Summary: Issued on May 1, 1991. Literally, “The Hundredth Year,” commemorating the one hundredth anniversary of Rerum Novarum. Centesimus Annus brought Rerum Novarum up to date and tied it to “the preferential option for the poor.” done in the context of the collapse of communism in Eastern Europe and the Soviet Union, Centesimus Annus still criticized both capitalism and communism. **Published on the Centenary of the promulgation of the Encyclical which begins with the words “Rerum Novarum” by Pope Leo XIII. Considered an occasion of great importance for the present history of the Church.
Trade Unions and other worker’s organizations find here a wide range of opportunities for commitment and effort for the sake of justice. It is right to struggle against an unjust economic system that does not uphold the priority of the human being over capital and land. The alternative to it is not a socialist system that leads to state capitalism, but a society with free work, enterprise, and participationCan alternative that is in favor of a market that guarantees the basic needs of the whole of society. Profit, though it plays a legitimate role, is not the only indicator of a firm’s condition. The people in it might be humiliated and offended. The aim of a business is not simply profit, but to form a particular group at the service of the whole of society.
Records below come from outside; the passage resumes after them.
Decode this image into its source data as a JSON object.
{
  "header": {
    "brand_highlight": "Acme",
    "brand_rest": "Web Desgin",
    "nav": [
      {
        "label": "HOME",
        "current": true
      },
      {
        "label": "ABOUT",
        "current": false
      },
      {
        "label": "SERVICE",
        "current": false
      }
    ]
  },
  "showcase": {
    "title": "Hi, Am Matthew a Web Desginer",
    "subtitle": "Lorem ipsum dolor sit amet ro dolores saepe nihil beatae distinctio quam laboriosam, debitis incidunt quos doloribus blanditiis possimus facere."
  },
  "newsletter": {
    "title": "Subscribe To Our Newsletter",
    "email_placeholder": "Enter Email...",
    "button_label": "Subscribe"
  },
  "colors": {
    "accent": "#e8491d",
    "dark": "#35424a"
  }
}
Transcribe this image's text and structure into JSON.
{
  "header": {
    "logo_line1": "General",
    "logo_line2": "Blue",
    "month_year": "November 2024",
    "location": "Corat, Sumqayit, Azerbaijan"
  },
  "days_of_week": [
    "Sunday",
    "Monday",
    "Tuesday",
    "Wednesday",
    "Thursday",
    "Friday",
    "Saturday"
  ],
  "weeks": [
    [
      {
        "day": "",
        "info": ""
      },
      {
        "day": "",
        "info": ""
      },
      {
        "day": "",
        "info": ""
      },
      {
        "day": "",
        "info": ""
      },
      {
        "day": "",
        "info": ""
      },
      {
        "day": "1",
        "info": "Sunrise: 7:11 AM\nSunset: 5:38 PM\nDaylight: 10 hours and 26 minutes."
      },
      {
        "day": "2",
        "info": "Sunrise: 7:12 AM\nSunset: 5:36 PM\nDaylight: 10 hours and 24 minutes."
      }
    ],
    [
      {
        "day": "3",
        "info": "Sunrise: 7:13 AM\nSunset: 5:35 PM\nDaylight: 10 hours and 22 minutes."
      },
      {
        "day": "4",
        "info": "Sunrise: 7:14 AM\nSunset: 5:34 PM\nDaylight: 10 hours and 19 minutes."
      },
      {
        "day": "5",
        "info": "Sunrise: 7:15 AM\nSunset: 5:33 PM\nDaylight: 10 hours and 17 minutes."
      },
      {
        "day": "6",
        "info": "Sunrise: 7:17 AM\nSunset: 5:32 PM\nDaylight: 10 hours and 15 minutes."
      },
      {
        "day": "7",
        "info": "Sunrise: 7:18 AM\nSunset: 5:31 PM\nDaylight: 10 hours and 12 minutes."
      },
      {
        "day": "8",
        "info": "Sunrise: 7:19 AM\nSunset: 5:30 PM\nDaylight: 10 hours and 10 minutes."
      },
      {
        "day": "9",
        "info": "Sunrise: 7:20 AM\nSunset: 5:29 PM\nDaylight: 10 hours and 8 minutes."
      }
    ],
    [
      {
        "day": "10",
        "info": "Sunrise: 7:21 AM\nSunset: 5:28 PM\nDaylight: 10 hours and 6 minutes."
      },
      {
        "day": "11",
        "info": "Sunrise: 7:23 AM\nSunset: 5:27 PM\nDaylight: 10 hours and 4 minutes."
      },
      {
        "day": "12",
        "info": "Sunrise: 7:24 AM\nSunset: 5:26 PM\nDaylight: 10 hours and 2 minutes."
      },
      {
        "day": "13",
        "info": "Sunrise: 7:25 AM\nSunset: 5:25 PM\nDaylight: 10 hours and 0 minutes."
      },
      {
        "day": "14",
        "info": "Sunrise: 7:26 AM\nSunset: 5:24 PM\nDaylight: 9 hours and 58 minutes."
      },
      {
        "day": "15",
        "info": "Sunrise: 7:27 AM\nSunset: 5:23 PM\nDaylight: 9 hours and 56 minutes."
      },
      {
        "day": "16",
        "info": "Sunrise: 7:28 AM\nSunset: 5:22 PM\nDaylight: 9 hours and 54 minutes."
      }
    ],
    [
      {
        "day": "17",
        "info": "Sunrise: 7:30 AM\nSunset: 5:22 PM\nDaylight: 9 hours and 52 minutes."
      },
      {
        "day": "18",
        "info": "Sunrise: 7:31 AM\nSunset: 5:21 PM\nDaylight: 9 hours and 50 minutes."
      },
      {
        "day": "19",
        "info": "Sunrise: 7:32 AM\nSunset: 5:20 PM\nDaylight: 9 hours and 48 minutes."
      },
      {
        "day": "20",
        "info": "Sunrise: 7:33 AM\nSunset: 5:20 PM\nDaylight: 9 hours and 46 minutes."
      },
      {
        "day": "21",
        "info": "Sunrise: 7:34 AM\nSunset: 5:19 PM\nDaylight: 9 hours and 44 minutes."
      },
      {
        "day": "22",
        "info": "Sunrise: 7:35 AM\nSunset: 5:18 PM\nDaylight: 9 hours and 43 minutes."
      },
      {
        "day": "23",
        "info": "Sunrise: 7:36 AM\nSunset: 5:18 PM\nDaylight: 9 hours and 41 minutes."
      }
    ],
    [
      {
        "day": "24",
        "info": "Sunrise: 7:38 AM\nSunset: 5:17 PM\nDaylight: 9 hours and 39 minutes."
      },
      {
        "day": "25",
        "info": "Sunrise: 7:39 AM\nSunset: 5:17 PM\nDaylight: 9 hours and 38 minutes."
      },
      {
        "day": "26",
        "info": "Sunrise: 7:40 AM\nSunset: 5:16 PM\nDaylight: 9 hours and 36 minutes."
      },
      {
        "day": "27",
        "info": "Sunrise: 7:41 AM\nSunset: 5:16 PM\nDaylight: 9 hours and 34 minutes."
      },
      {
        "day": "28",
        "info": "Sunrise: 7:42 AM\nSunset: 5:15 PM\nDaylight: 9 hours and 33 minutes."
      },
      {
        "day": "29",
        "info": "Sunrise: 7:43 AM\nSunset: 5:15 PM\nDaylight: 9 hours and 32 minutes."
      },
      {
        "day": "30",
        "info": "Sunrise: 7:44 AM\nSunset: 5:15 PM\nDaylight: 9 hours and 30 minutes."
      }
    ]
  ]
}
After the fall of “real socialism” capitalism is not the only economic alternative left. Individuals and nations need the basic things to enable them to share in development. The stronger ones must assist the weaker ones, and the weaker ones must use the opportunities offered. Foreign debts affect these efforts. The principle that debts should be paid remains, but this should not be asked for at the cost of the hunger and despair of entire peoples. There is the need to lighten, defer, or even cancel the debts, and indeed, this does sometimes happen, to let people subsist and progress.
Summary: Issued on December 30, 1987. Literally “On Social Concerns,” commemorating the twentieth anniversary of Populorum Progressio. Solicitudo Rei Socialis presented an overview of modern social problems with some guidelines for action. It dealt with authentic human development and adopted a critical attitude toward both capitalism and communism. Sollicitudo Rei Socialis warned that economic development alone may not set people free but only enslave them more.
Pope Benedict XVI
|English: Charity in Truth – is the third encyclical of Pope Benedict XVI and his first social encyclical. It was signed on June 29, 2009, and was published on July 7, 2009. It was initially published in Italian, English, French, German, Polish, Portuguese, and Spanish.The encyclical is concerned with the problems of global development and progress towards the common good, arguing that both Love and Truth are essential elements of an effective response. The work is addressed to all strata of global society – there are specific points aimed at political leaders, business leaders, religious leaders, financiers and aid agencies but the work as a whole is also addressed to all people of good will. The encyclical contains detailed reflection on economic and social issues and problems. The Pope points out that the Church does not offer specific technical solutions, but rather moral principles to inform the building of such solutions. The economic themes include an attack on free market fundamentalism, though a simplistic polarization of the free market model versus interventionist big government solutions is rejected. There is emphasis on the need for the actions of all economic actors to be informed by ethics as well as the profit motive. Other areas discussed include hunger, the environment, migration, sexual tourism, bioethics, cultural relativism, social solidarity, energy and population issues.